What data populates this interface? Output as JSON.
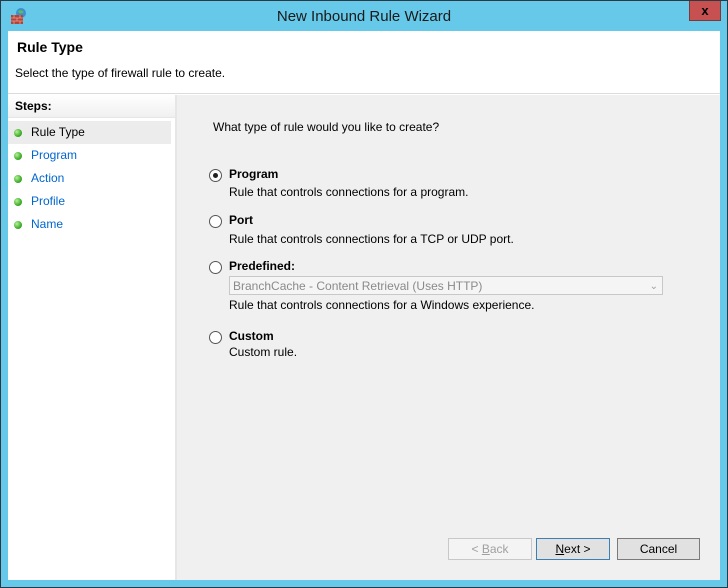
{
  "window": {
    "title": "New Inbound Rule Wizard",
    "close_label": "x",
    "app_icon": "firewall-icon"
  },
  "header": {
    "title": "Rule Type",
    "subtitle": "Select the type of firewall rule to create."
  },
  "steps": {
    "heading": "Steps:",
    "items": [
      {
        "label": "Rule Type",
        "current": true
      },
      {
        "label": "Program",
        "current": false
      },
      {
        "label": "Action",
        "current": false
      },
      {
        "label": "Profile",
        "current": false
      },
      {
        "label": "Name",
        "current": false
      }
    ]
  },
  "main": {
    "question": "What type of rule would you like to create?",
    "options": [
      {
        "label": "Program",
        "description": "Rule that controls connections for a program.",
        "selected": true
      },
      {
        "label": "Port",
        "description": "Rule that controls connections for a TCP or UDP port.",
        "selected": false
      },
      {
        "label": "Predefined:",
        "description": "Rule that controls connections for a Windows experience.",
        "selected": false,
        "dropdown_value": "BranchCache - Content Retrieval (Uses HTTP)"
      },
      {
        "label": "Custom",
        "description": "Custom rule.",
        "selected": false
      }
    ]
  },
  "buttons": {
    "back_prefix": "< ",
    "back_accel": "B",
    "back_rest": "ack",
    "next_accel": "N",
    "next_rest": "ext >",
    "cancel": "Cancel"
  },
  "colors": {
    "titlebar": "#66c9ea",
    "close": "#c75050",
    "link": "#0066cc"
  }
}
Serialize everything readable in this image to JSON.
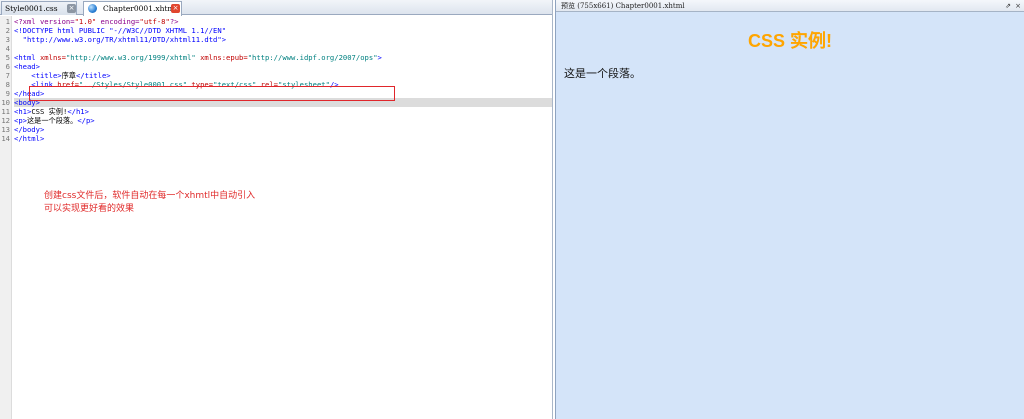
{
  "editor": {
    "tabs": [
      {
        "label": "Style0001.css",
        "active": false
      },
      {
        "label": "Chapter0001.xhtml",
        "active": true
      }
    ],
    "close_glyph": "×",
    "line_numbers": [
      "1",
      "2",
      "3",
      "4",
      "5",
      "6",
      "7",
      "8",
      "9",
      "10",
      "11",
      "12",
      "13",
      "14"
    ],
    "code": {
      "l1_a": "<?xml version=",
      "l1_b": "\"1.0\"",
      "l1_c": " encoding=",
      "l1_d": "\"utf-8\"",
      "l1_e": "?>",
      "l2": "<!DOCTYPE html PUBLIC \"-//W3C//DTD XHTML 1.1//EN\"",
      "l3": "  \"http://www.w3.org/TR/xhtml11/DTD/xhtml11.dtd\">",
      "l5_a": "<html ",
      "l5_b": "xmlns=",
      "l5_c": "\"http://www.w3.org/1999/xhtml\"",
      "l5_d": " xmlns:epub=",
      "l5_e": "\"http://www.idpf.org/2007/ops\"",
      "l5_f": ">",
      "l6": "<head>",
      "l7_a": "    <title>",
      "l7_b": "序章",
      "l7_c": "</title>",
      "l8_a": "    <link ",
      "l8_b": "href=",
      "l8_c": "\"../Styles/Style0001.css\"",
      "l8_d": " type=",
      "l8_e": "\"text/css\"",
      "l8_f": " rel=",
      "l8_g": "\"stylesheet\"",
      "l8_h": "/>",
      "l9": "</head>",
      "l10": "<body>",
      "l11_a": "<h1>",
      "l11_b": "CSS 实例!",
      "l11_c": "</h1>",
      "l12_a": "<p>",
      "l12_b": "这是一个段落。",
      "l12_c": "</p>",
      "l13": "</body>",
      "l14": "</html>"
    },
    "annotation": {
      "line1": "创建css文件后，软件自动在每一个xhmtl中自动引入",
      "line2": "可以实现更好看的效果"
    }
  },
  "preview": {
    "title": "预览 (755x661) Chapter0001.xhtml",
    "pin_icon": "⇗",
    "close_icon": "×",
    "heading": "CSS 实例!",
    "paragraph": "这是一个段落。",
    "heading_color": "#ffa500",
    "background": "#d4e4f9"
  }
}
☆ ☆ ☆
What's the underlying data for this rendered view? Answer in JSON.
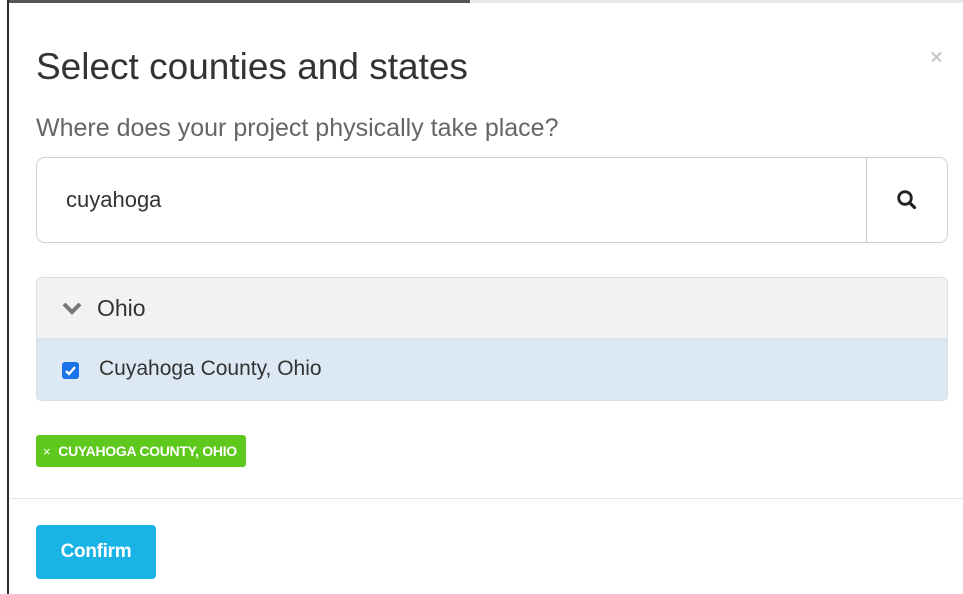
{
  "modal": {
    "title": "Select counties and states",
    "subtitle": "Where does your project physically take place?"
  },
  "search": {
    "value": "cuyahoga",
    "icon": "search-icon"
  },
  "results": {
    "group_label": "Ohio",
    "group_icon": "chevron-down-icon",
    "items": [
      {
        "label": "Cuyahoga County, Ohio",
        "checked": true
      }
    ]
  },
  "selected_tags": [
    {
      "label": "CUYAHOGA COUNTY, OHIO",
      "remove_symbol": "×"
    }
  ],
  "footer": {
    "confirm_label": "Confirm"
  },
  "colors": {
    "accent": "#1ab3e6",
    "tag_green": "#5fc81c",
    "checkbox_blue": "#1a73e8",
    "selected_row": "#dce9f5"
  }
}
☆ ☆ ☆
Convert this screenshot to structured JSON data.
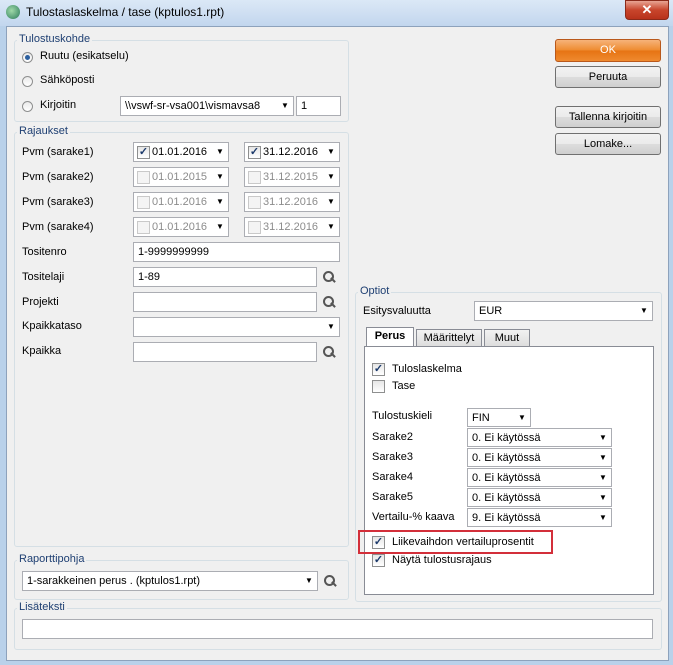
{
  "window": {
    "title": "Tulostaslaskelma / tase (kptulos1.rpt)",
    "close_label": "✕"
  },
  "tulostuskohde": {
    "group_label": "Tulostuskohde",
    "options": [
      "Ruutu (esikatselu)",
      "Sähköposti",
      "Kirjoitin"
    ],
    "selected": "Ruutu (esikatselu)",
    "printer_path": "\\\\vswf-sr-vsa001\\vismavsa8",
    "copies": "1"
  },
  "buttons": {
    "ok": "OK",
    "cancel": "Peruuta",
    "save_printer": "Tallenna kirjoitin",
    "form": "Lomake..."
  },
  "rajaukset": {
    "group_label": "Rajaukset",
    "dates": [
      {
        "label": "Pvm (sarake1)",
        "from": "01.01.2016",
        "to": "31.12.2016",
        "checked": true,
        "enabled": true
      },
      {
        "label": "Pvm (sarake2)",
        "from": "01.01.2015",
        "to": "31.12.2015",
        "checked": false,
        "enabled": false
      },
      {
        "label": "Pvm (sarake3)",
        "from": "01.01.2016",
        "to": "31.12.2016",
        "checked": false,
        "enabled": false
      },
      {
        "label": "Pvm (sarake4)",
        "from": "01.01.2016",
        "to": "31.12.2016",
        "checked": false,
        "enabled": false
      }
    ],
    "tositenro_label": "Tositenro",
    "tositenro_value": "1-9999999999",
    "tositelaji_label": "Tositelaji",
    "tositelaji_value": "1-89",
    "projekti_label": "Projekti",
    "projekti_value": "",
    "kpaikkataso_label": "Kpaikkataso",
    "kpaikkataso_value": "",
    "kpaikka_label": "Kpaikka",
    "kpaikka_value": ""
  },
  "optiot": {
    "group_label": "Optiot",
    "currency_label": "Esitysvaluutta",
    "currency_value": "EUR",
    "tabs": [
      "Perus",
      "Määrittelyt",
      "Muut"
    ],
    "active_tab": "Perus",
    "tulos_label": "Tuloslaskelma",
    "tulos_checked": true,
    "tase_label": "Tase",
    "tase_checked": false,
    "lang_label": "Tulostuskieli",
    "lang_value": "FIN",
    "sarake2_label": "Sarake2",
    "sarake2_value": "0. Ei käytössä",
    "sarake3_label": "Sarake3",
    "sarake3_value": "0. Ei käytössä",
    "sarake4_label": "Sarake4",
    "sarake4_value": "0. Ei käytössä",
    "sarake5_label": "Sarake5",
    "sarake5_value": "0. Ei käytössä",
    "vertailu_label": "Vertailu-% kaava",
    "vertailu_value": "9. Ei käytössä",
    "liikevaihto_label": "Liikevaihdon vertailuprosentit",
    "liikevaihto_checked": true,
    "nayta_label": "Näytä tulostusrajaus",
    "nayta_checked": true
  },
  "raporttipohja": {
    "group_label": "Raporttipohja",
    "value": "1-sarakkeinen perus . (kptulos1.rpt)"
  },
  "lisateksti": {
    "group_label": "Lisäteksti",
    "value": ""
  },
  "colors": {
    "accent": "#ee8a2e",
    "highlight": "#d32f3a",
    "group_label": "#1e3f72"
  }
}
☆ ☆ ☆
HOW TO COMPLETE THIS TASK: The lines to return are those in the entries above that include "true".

RESULT FOR THIS EXERCISE:
        "current": true
        "selected": true
        "active": true
        "checked": true
        "checked": true,
        "enabled": true
    "tulos_checked": true,
    "liikevaihto_checked": true,
    "nayta_checked": true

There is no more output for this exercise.